Would you rather everyone admired you for your successes - career promotions, desirable possessions, ability to turn all situations to your advantage – or barely noticed that you were, in fact, a moral, empathetic, generous person?

Most of us know that we ought to go for the second option, but in the modern day, the drive for attention is so strong, that those deep, grounded, inner attributes barely get a look-in. What once was described as character and was delivered in spades throughout the lives of great people from history, is now downgraded by being largely ignored or discounted.

David Brooks, a hugely popular New York Times columnist and author of best-seller The Social Animal, wants us to think again. In his new book The Road to Character, he describes opposing routes through life as revealing either our resumé virtues (those that you’d put on your CV to get the next, better-paying job) or our eulogy virtues (those that would be invoked at your funeral, showing your essential nature, your relationships with others, your humanity).

“We live in a culture that teaches us to promote and advertise ourselves and to master the skills required for success, but that gives little encouragement to humility, sympathy and honest self-confrontation, which are necessary for building character”, he wrote.

The impressive inner cohesion he sees in characterful people shows they “are not blown off course by storms. They don’t crumble in adversity. … Their virtues are not the blooming virtues you see in smart college students; they are the ripening virtues you see in people who have lived a little and have learned from joy and pain”.

What once was described as character, is downgraded by being largely ignored or discounted.

The central part of the book is a series of stories eulogising such diverse characters as St Augustine, George Elliot, Catholic campaigner Dorothy Day, Samuel Johnson and the mother of Dwight Eisenhower.
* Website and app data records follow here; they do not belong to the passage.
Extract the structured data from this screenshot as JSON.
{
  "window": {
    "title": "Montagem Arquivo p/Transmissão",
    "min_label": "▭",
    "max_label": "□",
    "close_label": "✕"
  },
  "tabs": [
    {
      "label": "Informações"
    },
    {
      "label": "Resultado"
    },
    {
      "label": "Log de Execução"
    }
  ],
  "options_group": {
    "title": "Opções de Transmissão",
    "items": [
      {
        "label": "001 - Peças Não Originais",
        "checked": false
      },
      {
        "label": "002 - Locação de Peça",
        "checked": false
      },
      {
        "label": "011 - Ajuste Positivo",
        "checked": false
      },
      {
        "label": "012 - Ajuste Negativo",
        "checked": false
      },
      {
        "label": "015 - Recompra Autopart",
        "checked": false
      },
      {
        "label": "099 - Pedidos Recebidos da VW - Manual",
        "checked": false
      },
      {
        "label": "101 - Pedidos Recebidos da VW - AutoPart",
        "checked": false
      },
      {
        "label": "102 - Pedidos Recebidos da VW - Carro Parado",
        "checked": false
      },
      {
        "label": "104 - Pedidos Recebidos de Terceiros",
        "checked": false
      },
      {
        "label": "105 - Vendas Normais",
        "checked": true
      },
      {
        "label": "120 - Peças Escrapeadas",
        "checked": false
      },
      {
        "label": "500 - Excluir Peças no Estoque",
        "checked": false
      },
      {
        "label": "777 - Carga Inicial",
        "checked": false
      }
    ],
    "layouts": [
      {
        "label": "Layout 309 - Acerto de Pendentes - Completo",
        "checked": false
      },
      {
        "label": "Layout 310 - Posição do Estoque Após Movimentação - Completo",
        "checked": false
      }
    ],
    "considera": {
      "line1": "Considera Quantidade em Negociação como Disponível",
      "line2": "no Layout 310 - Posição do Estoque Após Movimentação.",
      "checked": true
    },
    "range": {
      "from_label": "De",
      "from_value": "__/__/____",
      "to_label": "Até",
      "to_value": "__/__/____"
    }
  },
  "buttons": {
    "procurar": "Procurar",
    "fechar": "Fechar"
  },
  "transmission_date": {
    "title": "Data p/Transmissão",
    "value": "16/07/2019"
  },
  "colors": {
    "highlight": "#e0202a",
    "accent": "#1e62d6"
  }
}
In many of those lives there is a religious element - which has had David Brooks asked in many interviews whether he is converting from Judaism to Christianity (he won’t say).

But his point is wider than that anyway. It’s asking us to pull back from the the “Big Me” culture, and to quieten down our pushy presentation in favour of “a quiet but solid sense of right and wrong - not only to do good, but to be good…. to love intimately, to sacrifice self in the service of others, to live in obedience to some transcendent truth, to have a cohesive inner soul that honours creation and one’s own possiblities”.

Coming from a journalist who writes that he was “born with a natural disposition towards shallowness; I’m paid to be a narcissistic blowhard”, it’s a thought-provoking book, with plenty of human stories to admire, and perhaps even to try to emulate.

David Brooks is speaking at an Intelligence Squared event on May 26 at the Royal Geographical Society.